• If you want to use 20 steps using the time curve (0,0) till (100,1) then you need to enter:
• If you want to use 20 steps using the time curve (0,0) till (1,1) then you need to enter:
Thanks a lot for the explanation, especially on how the ramp function works in FEMAP and accordingly the Time increment inputs in NXSTRAT.
I apprecaite it a lot.
I was performing a few test cases to get a better understanding in usage of gap elements as contact (especially in heel to toe contact situaton) using SOL 106.
I am having trouble interpretting a SOL 106 analysis. I was hoping you can help me based on your experience.
I have created a simple L-Joint with heel-toe contact feature using 1D gap element.
Here is a screen shot of my NLPARAM (non-linear control option) card entry in FEMAP.
Please ignore the high number of load increments. I had issues with convergence with lower load increments and with AUTO stiffness method option.
Anyways, when I look at the output set window, I see 33 steps (not 25) before the final load value was achieved. Again my understanding is that, the load increments should have started from 0.04, 0.08, .12 etc...but the first load set is 0.0025 and it increments by .0025 for another few steps and then changes again before finally incrementing the factor which was entered (Load Case 10 onwards).
Would appreciate your help.
Thanks in advance,
Thanks so much sir for clarifying.
A couple of more questions.
Any basis on why you are recommending ITER update for stiffness matrix instead of SEMI?
Also, any FEMAP resources to which you can point to, where I can learn more on some of the finer things about each solutions strategy? Like I am aware of the general overview of Newton Ralphson, modified newton-raplphson (not understood how arc or line methods works yet ) but I was not aware that Newton Ralphson method does auto time step if convergence is not achieved.
Appreciate your help & prompt responses immesnly. Truly you are helping in making the learning cuve a lot more easier.
In FEMAP go to HELP > NX NASTRAN and you will open the NX NASTRAN Manuals, this is the best source of documentation to learn anything about NX NASTRAN, the FEA code you run: everything is there!!. Go to the BASIC NONLINEAR ANALYSIS USER´S GUIDE (SOL106,129), there you can learn how to control iterations using the NLPARM entry.

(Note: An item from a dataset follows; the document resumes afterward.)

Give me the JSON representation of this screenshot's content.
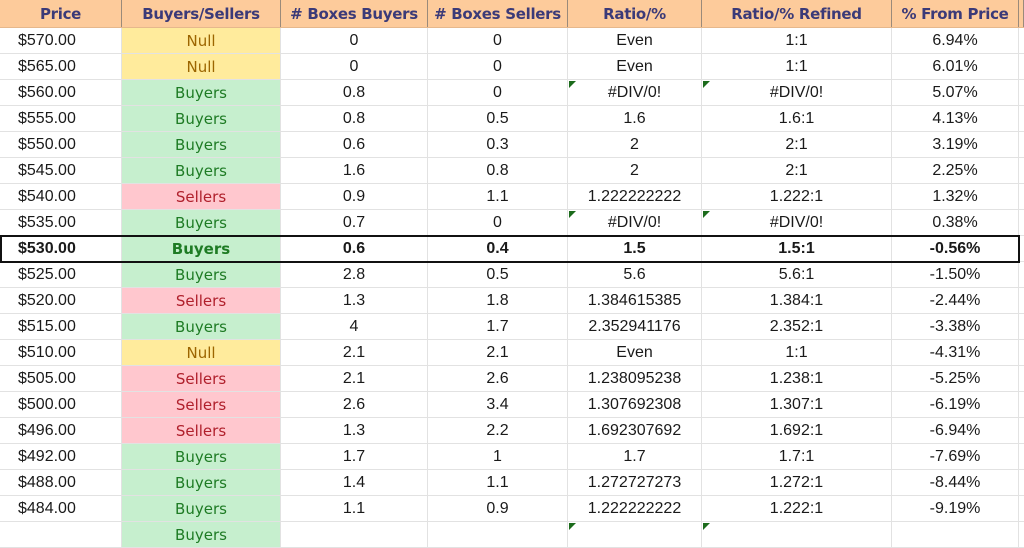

Stiffness matrix update strategies are determined by a combination of the data specified in the two fields KMETHOD and KSTEP. Options for KMETHOD = AUTO, SEMI, or ITER. The KSTEP field, which is an auxiliary to the KMETHOD field, should have a value => 1.